      Thanks guys. Good luck hunting to all!! My email is [email protected] thanks!! 

    • By Jcurtis
      Anyone know of a good place to have a deer processed in dutchess county? It is my first year in the area and Am planning my hunt for the fall and want to find somewhere to go if I am successful this year. 
    • By CuseHunter
      There was a buy 1, get 3 free Kielbasa at the local grocery store so I decided to do my first ever batch of canning. Nothing reminds me of hunting camp like some pickled kielbasa or eggs, and a cold Yuengling brew. Like I said, this is my first ever time making pickled kielbasa, let alone being the first time canning in general. I already ate one of the jars worth a few days ago (1 week after canning), and am still alive and it tasted great so I think it was a successful first canning experience.
      What I used:
      Pickling Spice pack (pre-made mixture of spices)
      Dried Chili Pods
      Bay Leaves
      Cayanne Pepper
      Fresh Garlic
      White Onion
      Smoked and Regular Kielbasa (Hilshire Farm)
      Bring to a boil of a large sauce/stew pot of...
      -Viniger and Water 1:1 ratio (1gal Viniger, 1 gal water)
      -Bay leaves (4)
      -2 packs of Pickling Spice
      -Half pack of Peppercorns
      -Chili pods (10) -For added spice
      -Cayanne Pepper (1Tbs)
      Disinfect (Handwash)  and boil canning jars for 5 min
      Place Canning lids in simmering water in a wide sauce pan
      Cut onions into slices (size is preferentail)
      Prepare garlic cloves, gently break clove with knife to open them up a bit.
      Next, I filled the jars one at a time. I used a baking dish to fill them in to avoid spilling the hot canning liquid all over the counter.
      You can see the video how I did this process. -Mind you, it was kind of hard to film with one hand and use only one hand with handling jars and adding ingredients.
      -I didn't cook the Kielbasa since it comes pre-cooked
      -I didn't cook the onions or garlic in the seasoning mixture because I thought it would be hard to make sure a clove and onion in the jar when they were already in the pickling mixture.
      -Chili Pods were a non-essentail item I got from my work (we use them with asian cooking), I just like my pickled kielbasa spicy if possible.
      -I didn't have proper canning racks to heat the jars in, So i just improvised by using tongs and boiling water in a pot.
      What I'd do different next time:
      -Buy a canning rack for the water.
      -Read Bell's blue canning book
      -Add more spice (cayanne pepper)
      -Possibly try cooking the kielbasa in boiling water or in a pan to get rid of some of the fat. When I poured the boiling water in the jars, the fat kind of came out of the kielbasa and just didn't look real "appitizing" in the jar.
      *This is my first canning experience with no knowledge besides some reading before doing it and watching videos. I'm sure there is more "correct" ways to do it, or this might be completely wrong in some of your opinions. I Just wanted to share my experience and maybe spark someone to try doing somehting similar to bring to hunting camp next year.*

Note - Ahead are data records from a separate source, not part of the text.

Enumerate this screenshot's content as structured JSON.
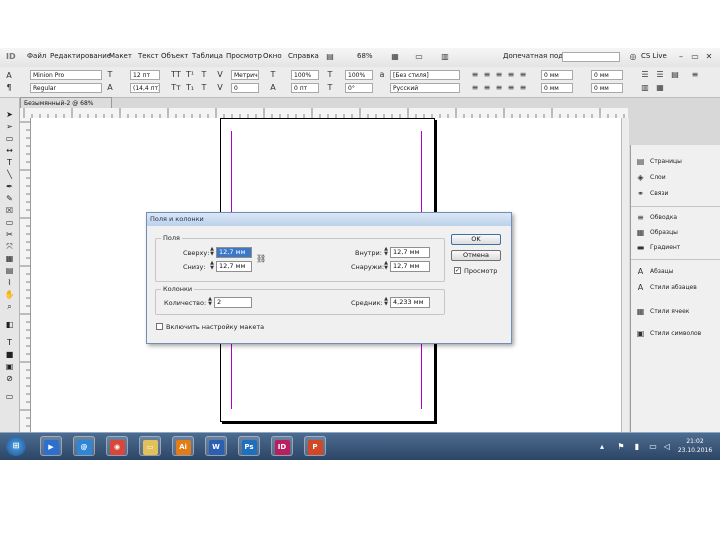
{
  "app": {
    "id": "ID",
    "menu": [
      "Файл",
      "Редактирование",
      "Макет",
      "Текст",
      "Объект",
      "Таблица",
      "Просмотр",
      "Окно",
      "Справка"
    ],
    "zoom": "68%",
    "workspace": "Допечатная подготовка",
    "cs_live": "CS Live"
  },
  "control_panel": {
    "font": "Minion Pro",
    "style": "Regular",
    "size": "12 пт",
    "leading": "(14,4 пт)",
    "kerning": "Метрич",
    "tracking": "0",
    "scale_v": "100%",
    "scale_h": "100%",
    "baseline": "0 пт",
    "skew": "0°",
    "char_style": "[Без стиля]",
    "language": "Русский",
    "indent_1": "0 мм",
    "indent_2": "0 мм",
    "indent_3": "0 мм",
    "indent_4": "0 мм"
  },
  "document": {
    "tab_label": "Безымянный-2 @ 68%"
  },
  "panel": {
    "items": [
      {
        "icon": "pages-icon",
        "glyph": "▤",
        "label": "Страницы"
      },
      {
        "icon": "layers-icon",
        "glyph": "◈",
        "label": "Слои"
      },
      {
        "icon": "links-icon",
        "glyph": "⚭",
        "label": "Связи"
      },
      {
        "icon": "stroke-icon",
        "glyph": "≡",
        "label": "Обводка"
      },
      {
        "icon": "swatches-icon",
        "glyph": "▦",
        "label": "Образцы"
      },
      {
        "icon": "gradient-icon",
        "glyph": "▬",
        "label": "Градиент"
      },
      {
        "icon": "character-icon",
        "glyph": "A",
        "label": "Абзацы"
      },
      {
        "icon": "char-styles-icon",
        "glyph": "A",
        "label": "Стили абзацев"
      },
      {
        "icon": "table-styles-icon",
        "glyph": "▦",
        "label": "Стили ячеек"
      },
      {
        "icon": "object-styles-icon",
        "glyph": "▣",
        "label": "Стили символов"
      }
    ]
  },
  "dialog": {
    "title": "Поля и колонки",
    "margins_group": "Поля",
    "top_label": "Сверху:",
    "top_value": "12,7 мм",
    "bottom_label": "Снизу:",
    "bottom_value": "12,7 мм",
    "inside_label": "Внутри:",
    "inside_value": "12,7 мм",
    "outside_label": "Снаружи:",
    "outside_value": "12,7 мм",
    "columns_group": "Колонки",
    "count_label": "Количество:",
    "count_value": "2",
    "gutter_label": "Средник:",
    "gutter_value": "4,233 мм",
    "ok_label": "OK",
    "cancel_label": "Отмена",
    "preview_label": "Просмотр",
    "preview_checked": true,
    "adjust_label": "Включить настройку макета"
  },
  "taskbar": {
    "apps": [
      {
        "name": "media-player-icon",
        "glyph": "▶",
        "color": "#2d6fcf"
      },
      {
        "name": "mail-icon",
        "glyph": "@",
        "color": "#2f86d6"
      },
      {
        "name": "chrome-icon",
        "glyph": "◉",
        "color": "#d9473a"
      },
      {
        "name": "folder-icon",
        "glyph": "▭",
        "color": "#e3c15a"
      },
      {
        "name": "illustrator-icon",
        "glyph": "Ai",
        "color": "#e37b16"
      },
      {
        "name": "word-icon",
        "glyph": "W",
        "color": "#2b5fb3"
      },
      {
        "name": "photoshop-icon",
        "glyph": "Ps",
        "color": "#1f6fbf"
      },
      {
        "name": "indesign-icon",
        "glyph": "ID",
        "color": "#b81f5f"
      },
      {
        "name": "powerpoint-icon",
        "glyph": "P",
        "color": "#d24726"
      }
    ],
    "time": "21:02",
    "date": "23.10.2016"
  }
}
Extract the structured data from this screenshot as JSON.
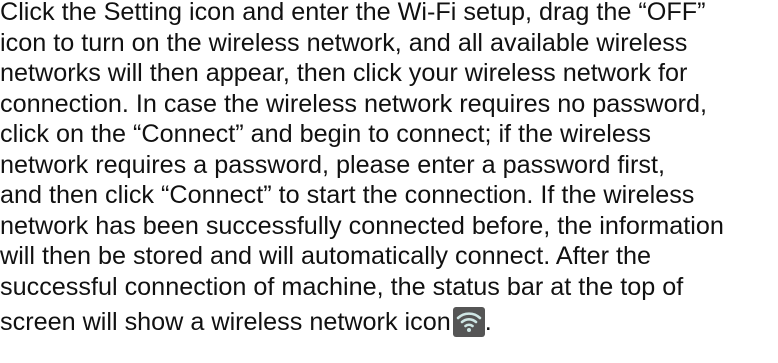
{
  "document": {
    "lines": [
      "Click the Setting icon and enter the Wi-Fi setup, drag the “OFF”",
      "icon to turn on the wireless network, and all available wireless",
      "networks will then appear, then click your wireless network for",
      "connection. In case the wireless network requires no password,",
      "click on the “Connect” and begin to connect; if the wireless",
      "network requires a password, please enter a password first,",
      "and then click “Connect” to start the connection. If the wireless",
      "network has been successfully connected before, the information",
      "will then be stored and will automatically connect. After the",
      "successful connection of machine, the status bar at the top of"
    ],
    "last_line_text": "screen will show a wireless network icon",
    "last_line_end": ".",
    "icon": "wifi-icon",
    "icon_colors": {
      "background": "#555555",
      "signal": "#cfe6e4"
    }
  }
}
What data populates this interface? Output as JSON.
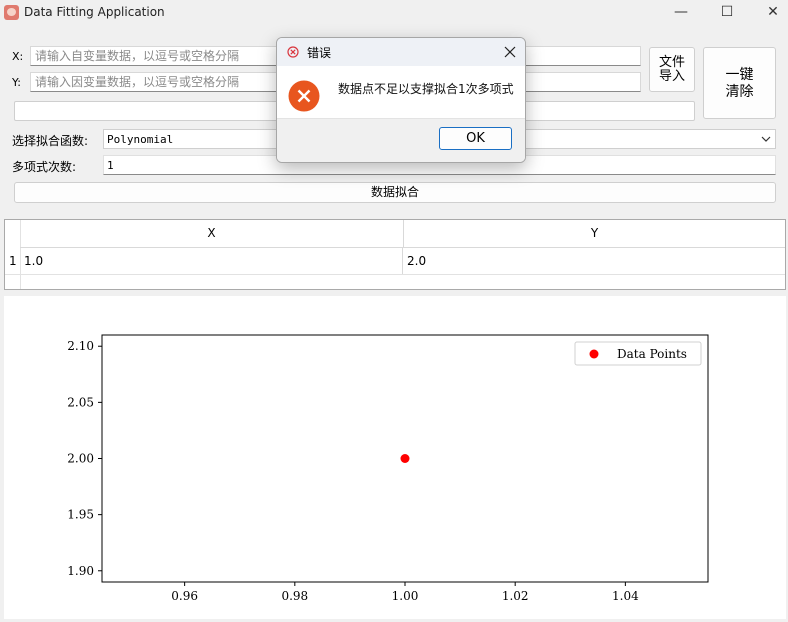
{
  "window": {
    "title": "Data Fitting Application",
    "minimize_glyph": "—",
    "maximize_glyph": "☐",
    "close_glyph": "✕"
  },
  "inputs": {
    "x_label": "X:",
    "x_placeholder": "请输入自变量数据，以逗号或空格分隔",
    "x_value": "",
    "y_label": "Y:",
    "y_placeholder": "请输入因变量数据，以逗号或空格分隔",
    "y_value": "",
    "status_value": ""
  },
  "buttons": {
    "import_line1": "文件",
    "import_line2": "导入",
    "clear_line1": "一键",
    "clear_line2": "清除",
    "fit": "数据拟合"
  },
  "settings": {
    "function_label": "选择拟合函数:",
    "function_value": "Polynomial",
    "degree_label": "多项式次数:",
    "degree_value": "1"
  },
  "table": {
    "headers": [
      "X",
      "Y"
    ],
    "rows": [
      {
        "index": "1",
        "x": "1.0",
        "y": "2.0"
      }
    ]
  },
  "chart_data": {
    "type": "scatter",
    "series": [
      {
        "name": "Data Points",
        "x": [
          1.0
        ],
        "y": [
          2.0
        ],
        "color": "#ff0000"
      }
    ],
    "xlim": [
      0.945,
      1.055
    ],
    "ylim": [
      1.89,
      2.11
    ],
    "xticks": [
      "0.96",
      "0.98",
      "1.00",
      "1.02",
      "1.04"
    ],
    "yticks": [
      "2.10",
      "2.05",
      "2.00",
      "1.95",
      "1.90"
    ],
    "legend_position": "top-right",
    "grid": false
  },
  "dialog": {
    "title": "错误",
    "message": "数据点不足以支撑拟合1次多项式",
    "ok_label": "OK",
    "accent": "#e8561f"
  }
}
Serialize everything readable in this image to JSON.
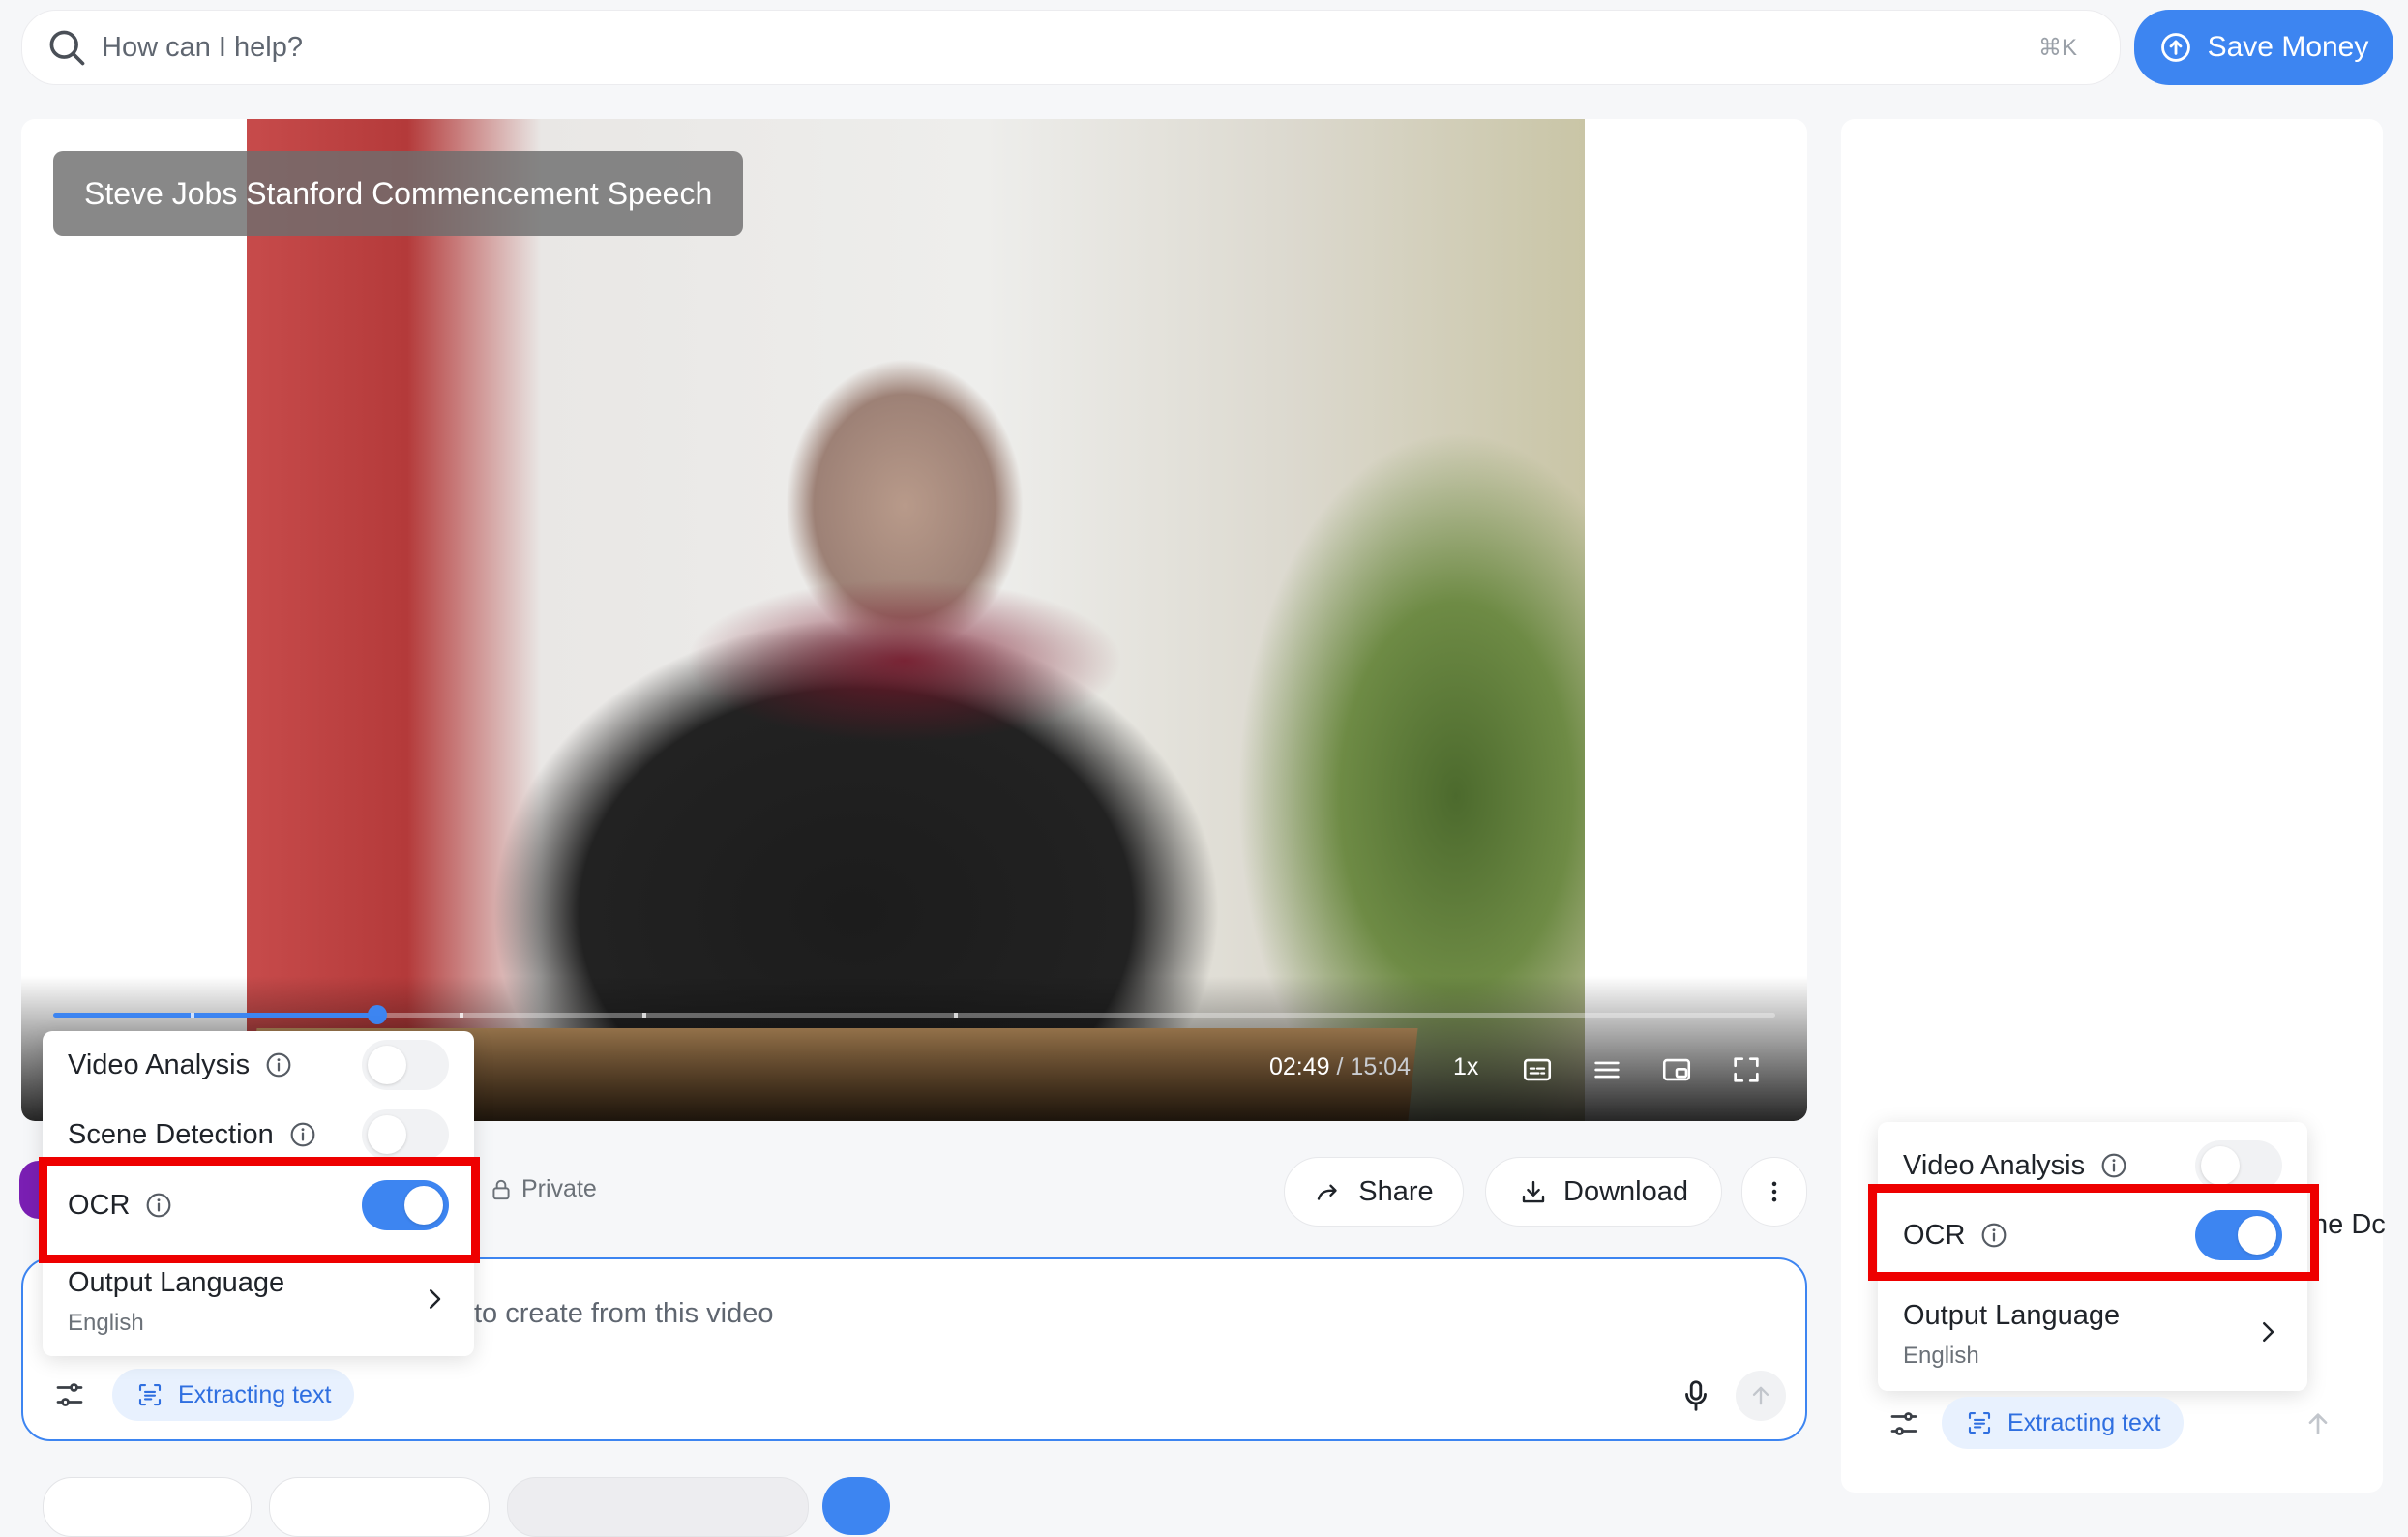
{
  "topbar": {
    "search_placeholder": "How can I help?",
    "shortcut": "⌘K",
    "save_button": "Save Money"
  },
  "video": {
    "title": "Steve Jobs Stanford Commencement Speech",
    "current_time": "02:49",
    "separator": "/",
    "duration": "15:04",
    "speed": "1x",
    "progress_percent": 18.8
  },
  "info_row": {
    "visibility": "Private",
    "share_label": "Share",
    "download_label": "Download"
  },
  "prompt": {
    "placeholder_visible": "to create from this video",
    "extract_chip": "Extracting text"
  },
  "settings_left": {
    "video_analysis": {
      "label": "Video Analysis",
      "enabled": false
    },
    "scene_detection": {
      "label": "Scene Detection",
      "enabled": false
    },
    "ocr": {
      "label": "OCR",
      "enabled": true
    },
    "output_language": {
      "label": "Output Language",
      "value": "English"
    }
  },
  "settings_right": {
    "video_analysis": {
      "label": "Video Analysis",
      "enabled": false
    },
    "ocr": {
      "label": "OCR",
      "enabled": true
    },
    "output_language": {
      "label": "Output Language",
      "value": "English"
    },
    "extract_chip": "Extracting text",
    "clipped_text": "ne Dc"
  },
  "colors": {
    "accent": "#3d85f1",
    "highlight": "#ee0000",
    "avatar": "#7a1fb3"
  }
}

    • By goodfight81
      I just moved to the suffolk area and am trying to find any groups/individuals/butchers etc. that sell wild hunted/caught game. Any information would be great, thanks.
  • Recently Browsing   0 members

    No registered users viewing this page.

  • Create New...